++++ DATA FOR THE TASK

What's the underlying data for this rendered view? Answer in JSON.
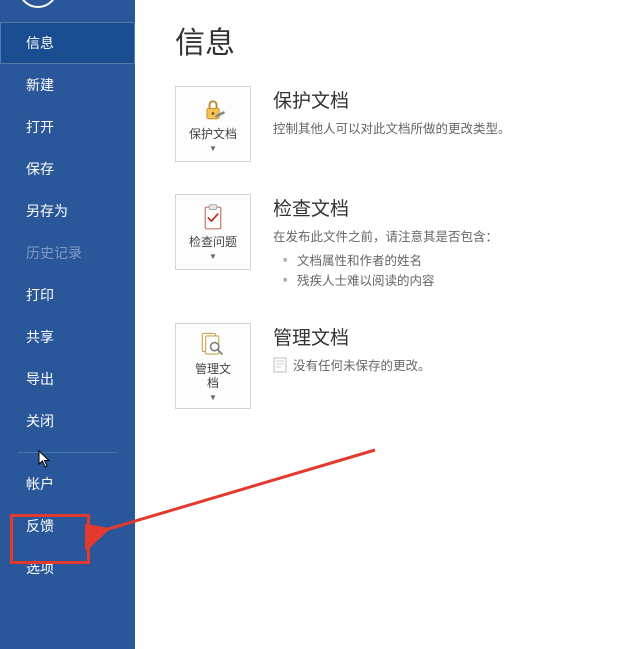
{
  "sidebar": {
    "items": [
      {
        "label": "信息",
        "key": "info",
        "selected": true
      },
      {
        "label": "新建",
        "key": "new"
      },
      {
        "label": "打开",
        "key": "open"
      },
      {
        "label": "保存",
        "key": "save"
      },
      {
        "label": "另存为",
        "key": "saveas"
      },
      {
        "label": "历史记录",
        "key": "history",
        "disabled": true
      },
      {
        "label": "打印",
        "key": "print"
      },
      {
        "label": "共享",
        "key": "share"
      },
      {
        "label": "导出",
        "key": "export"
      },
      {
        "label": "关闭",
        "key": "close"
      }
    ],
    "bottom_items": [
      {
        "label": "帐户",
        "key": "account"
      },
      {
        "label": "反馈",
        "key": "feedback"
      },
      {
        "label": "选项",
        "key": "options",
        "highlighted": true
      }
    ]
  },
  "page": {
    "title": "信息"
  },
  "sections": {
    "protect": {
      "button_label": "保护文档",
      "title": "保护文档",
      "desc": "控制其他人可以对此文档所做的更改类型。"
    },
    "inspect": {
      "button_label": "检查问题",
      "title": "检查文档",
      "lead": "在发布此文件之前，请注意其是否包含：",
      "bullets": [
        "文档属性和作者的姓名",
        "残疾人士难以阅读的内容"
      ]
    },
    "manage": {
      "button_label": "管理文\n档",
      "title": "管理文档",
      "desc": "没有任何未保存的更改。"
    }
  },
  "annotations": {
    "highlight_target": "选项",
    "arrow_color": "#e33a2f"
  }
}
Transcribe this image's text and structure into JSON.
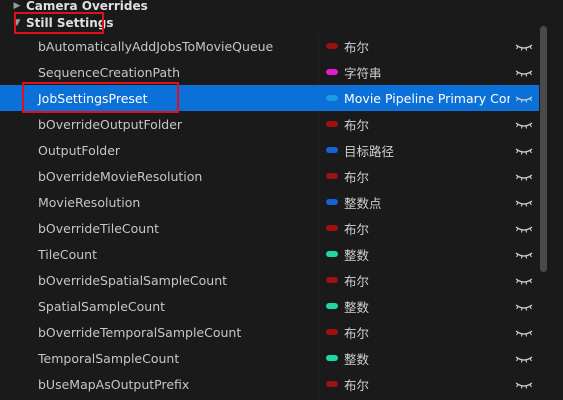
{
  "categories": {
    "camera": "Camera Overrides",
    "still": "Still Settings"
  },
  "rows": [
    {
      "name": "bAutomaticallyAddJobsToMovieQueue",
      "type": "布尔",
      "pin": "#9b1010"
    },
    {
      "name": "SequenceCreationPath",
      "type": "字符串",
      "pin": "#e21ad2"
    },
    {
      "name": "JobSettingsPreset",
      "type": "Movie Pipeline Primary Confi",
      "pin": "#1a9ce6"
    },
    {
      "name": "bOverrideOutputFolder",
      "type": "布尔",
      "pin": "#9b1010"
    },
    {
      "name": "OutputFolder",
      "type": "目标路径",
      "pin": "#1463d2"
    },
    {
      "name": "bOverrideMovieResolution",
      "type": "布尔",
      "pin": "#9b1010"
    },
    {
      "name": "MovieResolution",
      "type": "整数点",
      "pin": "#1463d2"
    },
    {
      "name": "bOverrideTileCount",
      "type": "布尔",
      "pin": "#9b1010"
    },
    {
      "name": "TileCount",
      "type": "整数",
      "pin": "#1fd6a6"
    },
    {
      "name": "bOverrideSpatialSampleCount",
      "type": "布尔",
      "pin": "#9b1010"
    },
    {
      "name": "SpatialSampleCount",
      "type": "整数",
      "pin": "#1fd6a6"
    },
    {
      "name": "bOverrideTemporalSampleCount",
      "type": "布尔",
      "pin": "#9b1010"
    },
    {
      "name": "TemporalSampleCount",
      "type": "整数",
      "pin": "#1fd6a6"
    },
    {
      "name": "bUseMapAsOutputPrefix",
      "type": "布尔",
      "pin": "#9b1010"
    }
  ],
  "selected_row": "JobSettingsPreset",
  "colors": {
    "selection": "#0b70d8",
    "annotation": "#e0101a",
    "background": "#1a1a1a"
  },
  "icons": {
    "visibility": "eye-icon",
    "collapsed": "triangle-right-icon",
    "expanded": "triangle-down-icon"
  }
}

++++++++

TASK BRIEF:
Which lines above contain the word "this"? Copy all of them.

RESPONSE:
What's the underlying data for this rendered view? Answer in JSON.
Transcribe this image's text and structure into JSON.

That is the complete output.